Which lines of the entries contain the string "icon"? Copy each of them.
====== EXCERPTED RECORDS
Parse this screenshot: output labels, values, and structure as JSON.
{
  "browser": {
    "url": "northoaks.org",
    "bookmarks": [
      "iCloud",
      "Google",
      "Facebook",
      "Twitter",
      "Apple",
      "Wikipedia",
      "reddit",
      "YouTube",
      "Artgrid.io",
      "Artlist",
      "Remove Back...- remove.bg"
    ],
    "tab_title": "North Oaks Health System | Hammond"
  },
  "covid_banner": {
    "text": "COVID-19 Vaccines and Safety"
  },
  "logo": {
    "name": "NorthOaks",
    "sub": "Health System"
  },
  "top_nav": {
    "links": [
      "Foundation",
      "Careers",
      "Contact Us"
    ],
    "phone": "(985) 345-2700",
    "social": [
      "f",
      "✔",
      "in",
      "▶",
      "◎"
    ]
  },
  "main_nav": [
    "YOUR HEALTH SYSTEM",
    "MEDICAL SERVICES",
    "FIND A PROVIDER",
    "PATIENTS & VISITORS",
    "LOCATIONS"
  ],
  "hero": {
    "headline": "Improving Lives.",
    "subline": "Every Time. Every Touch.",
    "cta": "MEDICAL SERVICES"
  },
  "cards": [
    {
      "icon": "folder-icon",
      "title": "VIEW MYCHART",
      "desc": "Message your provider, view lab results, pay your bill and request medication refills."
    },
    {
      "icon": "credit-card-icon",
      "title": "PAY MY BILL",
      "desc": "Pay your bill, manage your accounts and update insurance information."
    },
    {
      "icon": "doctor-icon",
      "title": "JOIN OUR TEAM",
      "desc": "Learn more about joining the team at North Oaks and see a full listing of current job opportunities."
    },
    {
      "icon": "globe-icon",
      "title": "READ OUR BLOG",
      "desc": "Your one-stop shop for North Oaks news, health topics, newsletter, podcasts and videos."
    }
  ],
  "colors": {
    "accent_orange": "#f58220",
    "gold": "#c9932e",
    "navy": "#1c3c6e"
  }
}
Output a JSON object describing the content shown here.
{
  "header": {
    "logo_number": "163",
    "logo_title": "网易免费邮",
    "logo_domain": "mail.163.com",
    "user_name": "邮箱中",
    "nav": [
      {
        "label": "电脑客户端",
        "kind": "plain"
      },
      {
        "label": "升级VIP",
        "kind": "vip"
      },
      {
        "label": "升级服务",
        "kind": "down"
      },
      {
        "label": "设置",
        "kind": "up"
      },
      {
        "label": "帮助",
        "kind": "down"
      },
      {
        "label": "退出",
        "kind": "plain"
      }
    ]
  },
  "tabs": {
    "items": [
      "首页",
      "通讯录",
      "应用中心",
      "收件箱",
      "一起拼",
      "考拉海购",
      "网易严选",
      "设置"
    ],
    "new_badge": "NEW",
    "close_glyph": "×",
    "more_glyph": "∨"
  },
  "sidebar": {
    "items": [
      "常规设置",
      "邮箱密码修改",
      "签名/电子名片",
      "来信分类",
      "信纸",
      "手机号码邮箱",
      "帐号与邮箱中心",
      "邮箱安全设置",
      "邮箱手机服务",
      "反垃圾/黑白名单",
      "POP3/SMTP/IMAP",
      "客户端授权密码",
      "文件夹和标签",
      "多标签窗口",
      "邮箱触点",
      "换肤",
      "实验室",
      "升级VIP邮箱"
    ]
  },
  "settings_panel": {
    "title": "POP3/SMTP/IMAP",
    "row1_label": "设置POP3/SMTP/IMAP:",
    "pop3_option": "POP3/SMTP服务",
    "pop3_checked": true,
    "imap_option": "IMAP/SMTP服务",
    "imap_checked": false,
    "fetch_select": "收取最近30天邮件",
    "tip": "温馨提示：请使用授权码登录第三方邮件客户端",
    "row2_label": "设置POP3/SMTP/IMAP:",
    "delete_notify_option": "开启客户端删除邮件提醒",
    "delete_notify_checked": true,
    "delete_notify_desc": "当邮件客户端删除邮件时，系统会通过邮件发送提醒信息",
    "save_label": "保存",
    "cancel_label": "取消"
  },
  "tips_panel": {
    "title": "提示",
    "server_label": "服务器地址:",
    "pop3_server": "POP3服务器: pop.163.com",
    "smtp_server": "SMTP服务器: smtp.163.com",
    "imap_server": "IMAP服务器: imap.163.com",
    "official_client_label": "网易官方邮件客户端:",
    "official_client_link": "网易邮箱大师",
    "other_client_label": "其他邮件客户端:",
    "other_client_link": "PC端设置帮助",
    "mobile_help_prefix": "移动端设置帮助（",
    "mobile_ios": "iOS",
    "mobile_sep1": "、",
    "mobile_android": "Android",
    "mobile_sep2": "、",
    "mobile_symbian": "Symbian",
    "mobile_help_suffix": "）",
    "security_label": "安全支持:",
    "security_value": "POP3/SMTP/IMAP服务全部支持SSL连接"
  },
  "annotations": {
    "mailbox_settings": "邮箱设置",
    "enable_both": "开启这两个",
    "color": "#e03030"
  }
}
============
TASK ANSWER>
      "icon": "folder-icon",
      "icon": "credit-card-icon",
      "icon": "doctor-icon",
      "icon": "globe-icon",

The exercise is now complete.